I’ve been dodging the Haim hype all year, and the reason is due to how they’ve been marketed to me. Always photographed in a quasi-sepia tone, outdoors, and with their long hair dutifully unkempt – I was led to believe that these three sisters from L.A. spent their time in the hills reciting Stevie Nicks lyrics over a bubbling cauldron, crafting tunes about how the moss on the surrounding rocks does things to their vaginae that no mortal man ever could. Ironically those same images led a friend of mine to believe they were nothing but pre-packaged bubble-gum pop. Either way, we were both way off track. Sure, the Nicks-comparison is somewhat valid, but why didn’t anybody just tell me straight up that these girl kick fucking ass. Here’s how I’d describe them – put Ann Wilson, Nancy Wilson, and Chrissie Hynde together in a band, and pretend they didn’t start making music until they had gleefully lived through and embraced everything the 90′s had to offer.
It almost feels like their promotional team wanted to dupe people into checking them out. It’s sad to think that we still live in an age where gentle women of the mysterious wilderness is supposed to be more appealing than self-empowered young bitches crushing shit, but that seems to be the case. These girls are strong, confident, and cool as all hell, and there’s no reason for them to be presented in the media as delicate fairy-women.

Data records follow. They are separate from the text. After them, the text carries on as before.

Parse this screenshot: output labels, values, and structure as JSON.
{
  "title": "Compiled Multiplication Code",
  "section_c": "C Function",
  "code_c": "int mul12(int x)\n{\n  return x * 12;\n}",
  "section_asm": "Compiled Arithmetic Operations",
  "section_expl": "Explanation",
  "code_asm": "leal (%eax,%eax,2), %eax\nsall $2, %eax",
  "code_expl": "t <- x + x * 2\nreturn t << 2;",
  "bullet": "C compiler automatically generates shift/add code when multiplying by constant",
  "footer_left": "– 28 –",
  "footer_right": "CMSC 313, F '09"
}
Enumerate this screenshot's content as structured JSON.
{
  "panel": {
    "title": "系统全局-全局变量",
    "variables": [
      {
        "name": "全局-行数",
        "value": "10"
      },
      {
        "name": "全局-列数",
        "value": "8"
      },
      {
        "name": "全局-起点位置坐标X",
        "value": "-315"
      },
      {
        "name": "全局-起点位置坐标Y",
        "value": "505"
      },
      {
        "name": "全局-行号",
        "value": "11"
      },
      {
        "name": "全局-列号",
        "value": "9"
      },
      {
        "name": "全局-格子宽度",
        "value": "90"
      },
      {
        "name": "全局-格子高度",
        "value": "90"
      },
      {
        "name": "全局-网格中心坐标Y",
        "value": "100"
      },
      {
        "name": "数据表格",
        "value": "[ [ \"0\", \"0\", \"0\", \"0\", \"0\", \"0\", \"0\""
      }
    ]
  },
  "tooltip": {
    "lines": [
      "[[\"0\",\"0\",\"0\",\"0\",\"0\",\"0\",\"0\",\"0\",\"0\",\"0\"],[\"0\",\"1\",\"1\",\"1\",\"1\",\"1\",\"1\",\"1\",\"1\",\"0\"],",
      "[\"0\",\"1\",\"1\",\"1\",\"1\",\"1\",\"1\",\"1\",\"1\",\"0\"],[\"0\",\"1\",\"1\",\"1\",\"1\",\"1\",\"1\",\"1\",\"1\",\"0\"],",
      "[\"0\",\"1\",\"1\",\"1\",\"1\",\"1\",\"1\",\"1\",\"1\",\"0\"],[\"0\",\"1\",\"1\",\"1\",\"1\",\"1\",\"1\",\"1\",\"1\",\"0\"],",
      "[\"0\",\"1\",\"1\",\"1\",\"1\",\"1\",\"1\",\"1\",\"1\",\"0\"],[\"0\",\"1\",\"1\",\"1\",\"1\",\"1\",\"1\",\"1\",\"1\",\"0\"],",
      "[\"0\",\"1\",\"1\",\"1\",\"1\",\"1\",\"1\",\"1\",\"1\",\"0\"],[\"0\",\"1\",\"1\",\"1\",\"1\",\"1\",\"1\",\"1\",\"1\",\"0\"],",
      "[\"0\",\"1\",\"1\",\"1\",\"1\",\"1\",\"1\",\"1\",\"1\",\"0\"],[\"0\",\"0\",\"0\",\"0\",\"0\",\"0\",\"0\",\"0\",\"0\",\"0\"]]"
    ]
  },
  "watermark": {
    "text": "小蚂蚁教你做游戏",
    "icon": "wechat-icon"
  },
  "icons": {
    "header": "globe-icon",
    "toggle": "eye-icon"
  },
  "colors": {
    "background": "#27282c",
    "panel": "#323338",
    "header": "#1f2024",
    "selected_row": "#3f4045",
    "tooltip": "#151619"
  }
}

Perhaps my own history with how promotional media is presented to me has created a regularly convoluted image of new acts, but either way I’m interested to see how my reaction to their promotional material will be now that I know what they’re really all about.
Anyway, the music… There’s been a solid amount of strong female artists emerging on the scene in the past year or two, but there hasn’t been a solid new female band on the scene in forever – at least not if you exclude all-star groups like Wild Flag. Anyway again, the tunes… There’s a fairly broad spectrum of influences across the album, Days Are Gone, but they collectively forge a cohesive vision of the band – one that’s not afraid to make a dance hit, a folk song, a straight rocker, or just have fucking fun for Christ’s sake. I feel like if you told Danielle Haim that the beginning of “The Wire” is a direct poaching of The Eagles’ “Heartache Tonight,” her reply would be “Yeah…so?” Telling a trio of sisters that one of their songs sounds too much like a 35 year old track co-written by Bob Seger is the kind of nit-picking that gets a bottle cracked over your skull. Frankly, I find it to be a great act of re-purposing. “Forever” totally cops one of Thriller’s disco shuffles, and it’s great. “Honey and I” sounds like Joni Mitchell putting new lyrics to a stripped down version of Garcia’s “Reuben and Cherise.”

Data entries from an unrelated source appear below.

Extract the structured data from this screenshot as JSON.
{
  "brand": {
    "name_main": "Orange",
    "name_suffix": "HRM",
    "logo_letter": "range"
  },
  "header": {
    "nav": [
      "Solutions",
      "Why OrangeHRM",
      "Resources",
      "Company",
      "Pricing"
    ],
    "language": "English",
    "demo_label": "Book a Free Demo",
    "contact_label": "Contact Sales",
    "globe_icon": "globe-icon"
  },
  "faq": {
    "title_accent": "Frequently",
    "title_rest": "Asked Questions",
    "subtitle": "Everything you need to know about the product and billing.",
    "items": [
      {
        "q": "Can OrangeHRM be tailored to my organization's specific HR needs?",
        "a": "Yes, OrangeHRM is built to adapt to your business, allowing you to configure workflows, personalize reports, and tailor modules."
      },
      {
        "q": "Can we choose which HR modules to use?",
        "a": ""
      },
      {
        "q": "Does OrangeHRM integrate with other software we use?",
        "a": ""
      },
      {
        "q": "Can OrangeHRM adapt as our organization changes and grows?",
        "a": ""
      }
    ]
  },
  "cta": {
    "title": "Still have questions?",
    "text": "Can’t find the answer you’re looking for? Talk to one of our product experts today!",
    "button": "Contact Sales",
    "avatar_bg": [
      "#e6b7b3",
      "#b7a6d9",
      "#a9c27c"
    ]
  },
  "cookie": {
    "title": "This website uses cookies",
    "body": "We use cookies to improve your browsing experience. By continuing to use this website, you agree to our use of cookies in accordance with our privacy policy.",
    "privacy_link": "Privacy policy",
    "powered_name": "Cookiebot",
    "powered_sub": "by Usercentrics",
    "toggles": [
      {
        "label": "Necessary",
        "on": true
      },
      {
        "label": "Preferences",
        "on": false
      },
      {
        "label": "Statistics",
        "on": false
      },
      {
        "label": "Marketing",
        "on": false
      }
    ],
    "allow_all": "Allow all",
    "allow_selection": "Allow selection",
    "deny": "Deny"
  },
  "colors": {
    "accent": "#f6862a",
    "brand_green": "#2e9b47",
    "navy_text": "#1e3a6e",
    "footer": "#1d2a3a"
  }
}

Long story short – I don’t care that some of their songs take a few liberties from the past, I don’t care that they’re constantly bathed in sepia, and as sure as hell don’t give a fuck that I’m outside of their target demographic. These girls kick ass, and I’m fully on their team.
Photo courtesy of Haim Twitter account.